• **EXERCISE BRIEF**: Using "Filter" as the search string, find the matching lines below and copy them.

[Data extracted from a collection]
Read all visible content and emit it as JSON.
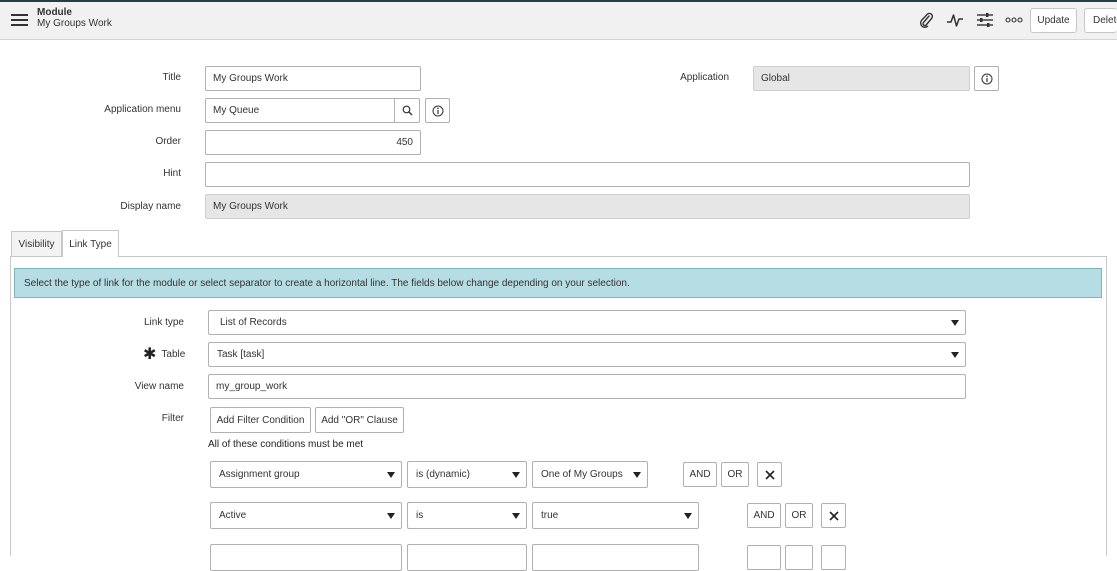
{
  "header": {
    "record_type": "Module",
    "record_name": "My Groups Work",
    "icons": [
      "paperclip-icon",
      "activity-icon",
      "sliders-icon",
      "more-icon"
    ],
    "update_label": "Update",
    "delete_label": "Delete"
  },
  "form": {
    "title_label": "Title",
    "title_value": "My Groups Work",
    "application_label": "Application",
    "application_value": "Global",
    "app_menu_label": "Application menu",
    "app_menu_value": "My Queue",
    "order_label": "Order",
    "order_value": "450",
    "hint_label": "Hint",
    "hint_value": "",
    "display_name_label": "Display name",
    "display_name_value": "My Groups Work"
  },
  "tabs": [
    {
      "label": "Visibility",
      "active": false
    },
    {
      "label": "Link Type",
      "active": true
    }
  ],
  "link_section": {
    "info_text": "Select the type of link for the module or select separator to create a horizontal line. The fields below change depending on your selection.",
    "link_type_label": "Link type",
    "link_type_value": "List of Records",
    "table_label": "Table",
    "table_value": "Task [task]",
    "view_name_label": "View name",
    "view_name_value": "my_group_work",
    "filter_label": "Filter",
    "add_filter_label": "Add Filter Condition",
    "add_or_label": "Add \"OR\" Clause",
    "conditions_title": "All of these conditions must be met",
    "conditions": [
      {
        "field": "Assignment group",
        "operator": "is (dynamic)",
        "value": "One of My Groups",
        "and_label": "AND",
        "or_label": "OR"
      },
      {
        "field": "Active",
        "operator": "is",
        "value": "true",
        "and_label": "AND",
        "or_label": "OR"
      }
    ]
  },
  "colors": {
    "header_bg": "#f1f1f1",
    "info_bg": "#b6dde3",
    "readonly_bg": "#e6e6e6"
  }
}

• **OUTPUT OF THE TASK**:
    "filter_label": "Filter",
    "add_filter_label": "Add Filter Condition",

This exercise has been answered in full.